Highlights

Updated June 5, 2018

Summary

Public Health investigated an outbreak of norovirus with nausea, vomiting, and diarrhea associated with Lockspot Cafe in Seattle.

Illnesses

Since May 16, Public Health has learned of 4 people from three separate meal parties who became ill after consuming food and beverage from Lockspot Cafe between May 12–16, 2018.

Public Health actions

Environmental Health investigators visited and closed the restaurant on May 17. Investigators did not find any risk factors that are known to contribute to the spread of norovirus. No ill employees were identified. The restaurant was required to conduct a thorough cleaning and disinfection. In addition, all foods processed prior to the restaurant being cleaned and disinfected were discarded.

Investigators revisited on May 18 and May 22 to confirm cleaning and disinfection was completed appropriately. The restaurant was allowed to re-open to the public on May 22. Investigators reviewed the requirement that any ill staff are not allowed to work until they are symptom-free for at least 48 hours, and provided education about preventing the spread of norovirus — including proper handwashing and forbidding bare hand contact with ready-to-eat foods.

Laboratory testing

We do not have laboratory results for the people who got sick. Often in norovirus outbreaks, no laboratory testing is done. The exact food or drink item that caused the illness has not been identified, though this is not uncommon for norovirus outbreaks where multiple food items may be contaminated.

Report possible foodborne illness

About norovirus

  • Norovirus is a highly contagious virus that frequently spreads person-to-person and is often associated with food. Norovirus illness often has a sudden onset of nausea and vomiting and/or watery diarrhea with cramps. A low-grade fever, chills, and body aches sometimes occur.
  • Norovirus rarely causes severe complications. Dehydration is the most common complication, particularly among young children and the elderly. No vaccine is available for norovirus.

Prevention

General advice for reducing risk of contracting norovirus:

  • Wash hands, cutting boards, and counters used for food preparation immediately after use to avoid cross-contamination of other foods.
  • Wash hands thoroughly with soap after using the bathroom or changing diapers, and before preparing any food or eating.
  • Wait at least 48 hours after the last episode of vomiting and/or diarrhea before preparing any food for others.

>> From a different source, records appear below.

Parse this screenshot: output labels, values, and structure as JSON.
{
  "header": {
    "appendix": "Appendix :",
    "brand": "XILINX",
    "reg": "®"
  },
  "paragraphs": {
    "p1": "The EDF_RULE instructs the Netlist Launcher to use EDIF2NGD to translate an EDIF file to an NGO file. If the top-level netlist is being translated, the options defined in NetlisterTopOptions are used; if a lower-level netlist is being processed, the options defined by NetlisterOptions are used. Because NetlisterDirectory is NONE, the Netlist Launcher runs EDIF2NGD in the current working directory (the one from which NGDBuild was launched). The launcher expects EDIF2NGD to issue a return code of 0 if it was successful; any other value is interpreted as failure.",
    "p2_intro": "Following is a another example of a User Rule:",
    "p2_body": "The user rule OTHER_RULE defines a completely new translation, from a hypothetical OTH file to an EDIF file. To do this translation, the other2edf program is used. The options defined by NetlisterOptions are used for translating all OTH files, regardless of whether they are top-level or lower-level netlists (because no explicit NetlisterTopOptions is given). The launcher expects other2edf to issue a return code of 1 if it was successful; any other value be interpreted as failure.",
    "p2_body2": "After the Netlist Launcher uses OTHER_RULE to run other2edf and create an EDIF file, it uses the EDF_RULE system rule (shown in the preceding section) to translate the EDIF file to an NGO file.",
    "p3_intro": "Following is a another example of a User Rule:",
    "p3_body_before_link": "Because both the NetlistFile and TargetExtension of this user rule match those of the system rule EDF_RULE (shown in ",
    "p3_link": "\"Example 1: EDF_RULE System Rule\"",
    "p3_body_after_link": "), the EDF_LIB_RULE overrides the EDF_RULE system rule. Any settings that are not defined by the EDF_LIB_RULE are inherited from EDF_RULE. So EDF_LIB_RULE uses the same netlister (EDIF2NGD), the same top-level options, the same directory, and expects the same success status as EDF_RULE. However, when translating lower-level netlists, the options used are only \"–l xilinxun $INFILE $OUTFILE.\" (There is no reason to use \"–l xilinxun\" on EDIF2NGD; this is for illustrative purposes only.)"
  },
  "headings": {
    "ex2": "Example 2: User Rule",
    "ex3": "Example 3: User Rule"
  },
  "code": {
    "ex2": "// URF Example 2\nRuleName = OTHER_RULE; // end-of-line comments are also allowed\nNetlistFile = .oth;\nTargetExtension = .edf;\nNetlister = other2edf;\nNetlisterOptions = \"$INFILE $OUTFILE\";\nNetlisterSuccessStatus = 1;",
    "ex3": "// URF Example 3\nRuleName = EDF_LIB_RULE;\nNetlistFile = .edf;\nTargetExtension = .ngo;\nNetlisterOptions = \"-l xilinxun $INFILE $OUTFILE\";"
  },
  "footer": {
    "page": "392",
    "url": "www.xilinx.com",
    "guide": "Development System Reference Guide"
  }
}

More information about norovirus

Link/share this page at www.kingcounty.gov/outbreak/lockspot